Scenes from Bhutan
In its efforts to modernize and retain younger workers, the government of Bhutan has opened five maker spaces throughout the country in recent years and is encouraging citizens to use technology to solve problems in the community and preserve Bhutanese culture. Many of the lab users Simmons and Hynes observed were working on farming solutions, including a device to protect chili crops from wildlife. Another group was working on a project to design and fabricate looms that could be used by people of all ages to weave traditional Bhutanese textiles.
In the weeks leading up to FAB23, an international fab lab conference and symposium, Simmons and Hynes were busy helping lab users finalize projects while also working on a challenge of their own: their supervisor wanted them to design and manufacture name tags—using sustainable materials—that could also be used as souvenirs for conference attendees. After testing different methods and designs, they settled on laser cut cardboard tags, and helped train their fellow interns to assist them in production.
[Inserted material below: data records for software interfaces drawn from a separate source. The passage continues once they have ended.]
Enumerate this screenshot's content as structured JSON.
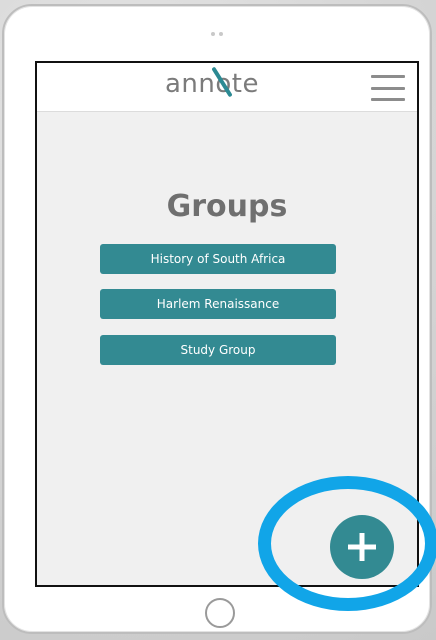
{
  "app": {
    "logo_text": "annote",
    "brand_color": "#338a92"
  },
  "header": {
    "menu_icon": "hamburger-menu-icon"
  },
  "main": {
    "title": "Groups",
    "groups": [
      {
        "label": "History of South Africa"
      },
      {
        "label": "Harlem Renaissance"
      },
      {
        "label": "Study Group"
      }
    ]
  },
  "fab": {
    "icon": "plus-icon"
  },
  "annotation": {
    "color": "#11a5e8"
  }
}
“We ended up making nearly 800 name tags,” recalled Simmons. “We do a lot of laser cutting at the Hatchery but it’s much more small scale, so it was really interesting to see this process through from start to finish.”
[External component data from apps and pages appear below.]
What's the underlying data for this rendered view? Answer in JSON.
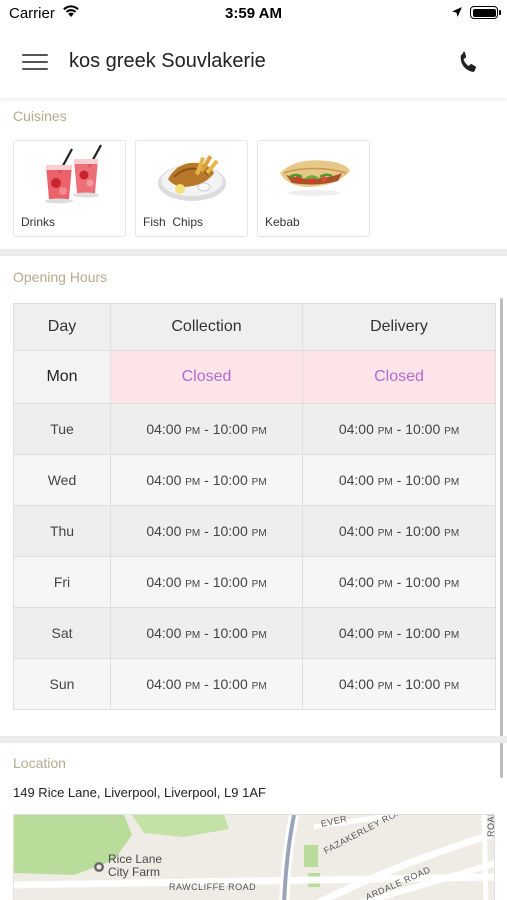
{
  "status_bar": {
    "carrier": "Carrier",
    "time": "3:59 AM"
  },
  "nav": {
    "title": "kos greek Souvlakerie",
    "menu_icon": "hamburger-menu-icon",
    "phone_icon": "phone-icon"
  },
  "cuisines": {
    "label": "Cuisines",
    "items": [
      {
        "label": "Drinks",
        "icon": "drinks-image"
      },
      {
        "label": "Fish  Chips",
        "icon": "fish-chips-image"
      },
      {
        "label": "Kebab",
        "icon": "kebab-image"
      }
    ]
  },
  "opening_hours": {
    "label": "Opening Hours",
    "headers": [
      "Day",
      "Collection",
      "Delivery"
    ],
    "rows": [
      {
        "day": "Mon",
        "collection": "Closed",
        "delivery": "Closed"
      },
      {
        "day": "Tue",
        "collection_open": "04:00",
        "collection_close": "10:00",
        "delivery_open": "04:00",
        "delivery_close": "10:00"
      },
      {
        "day": "Wed",
        "collection_open": "04:00",
        "collection_close": "10:00",
        "delivery_open": "04:00",
        "delivery_close": "10:00"
      },
      {
        "day": "Thu",
        "collection_open": "04:00",
        "collection_close": "10:00",
        "delivery_open": "04:00",
        "delivery_close": "10:00"
      },
      {
        "day": "Fri",
        "collection_open": "04:00",
        "collection_close": "10:00",
        "delivery_open": "04:00",
        "delivery_close": "10:00"
      },
      {
        "day": "Sat",
        "collection_open": "04:00",
        "collection_close": "10:00",
        "delivery_open": "04:00",
        "delivery_close": "10:00"
      },
      {
        "day": "Sun",
        "collection_open": "04:00",
        "collection_close": "10:00",
        "delivery_open": "04:00",
        "delivery_close": "10:00"
      }
    ],
    "am_pm": "PM",
    "separator": "-",
    "closed_color": "#b16ccf"
  },
  "location": {
    "label": "Location",
    "address": "149 Rice Lane, Liverpool, Liverpool, L9 1AF",
    "map_labels": {
      "farm": "Rice Lane\nCity Farm",
      "rawcliffe": "RAWCLIFFE ROAD",
      "fazakerley": "FAZAKERLEY ROAD",
      "ardale": "ARDALE ROAD",
      "ever": "EVER",
      "road": "ROAD"
    }
  },
  "colors": {
    "section_label": "#b8a98c",
    "closed_row_bg": "#fde4e8"
  }
}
The conference itself spanned two weeks and showcased projects by fab lab users in Bhutan centered around the theme “designing resilient futures.” Shortly before opening day, Simmons and Hynes were asked to create and run a workshop that would appeal to younger attendees, so they reimagined an activity that has become an annual BC Hatchery tradition: screen printing t-shirts with original designs.
“Every year the Hatchery collaborates with social justice organizations on campus to host a screen printing workshop on the quad,” explained Hynes. “It’s an easy entryway into something that’s really cool to do, but you need no experience to do it, so we thought ‘Let’s do it in Bhutan!’”
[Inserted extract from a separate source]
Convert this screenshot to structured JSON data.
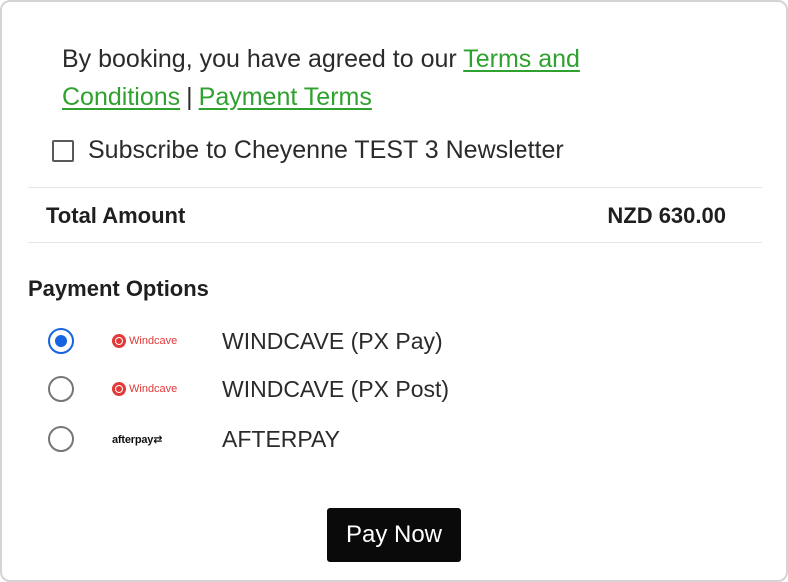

Their contributions both before and during the conference earned high praise from fab lab supervisor Namgyal Gyaltshen, who lauded their professionalism and technical expertise as well as their contagious enthusiasm.
“By the end of the internship, the rest of my team were looking [to] the two of them as leaders to coordinate and organize the interns for the various tasks that were assigned to them,” she said. “Their positive influence on the team morale cannot be overstated.”
Back on campus this fall, Simmons and Hynes are hard at work on new projects at the Hatchery—some pertaining to their studies (Hynes first learned about the makerspace during a collaborative project between engineering majors and the Campus School) and some just for fun (Simmons is currently in a crocheting “era”). The staff and resources in the bright and airy space support both by providing materials, training, and a friendly environment to anyone who’s interested in creating.
“I think the perception of a makerspace is typically one where you see all men just 3-D printing or soldering stuff and we do have that, but I think this space is just as valuable to business students as it is to future teachers or STEM majors,” said Hynes. “My friend is an early education major and I keep telling her, ‘You need to get in here and be crafty. I know you want to. This is the space for it.’”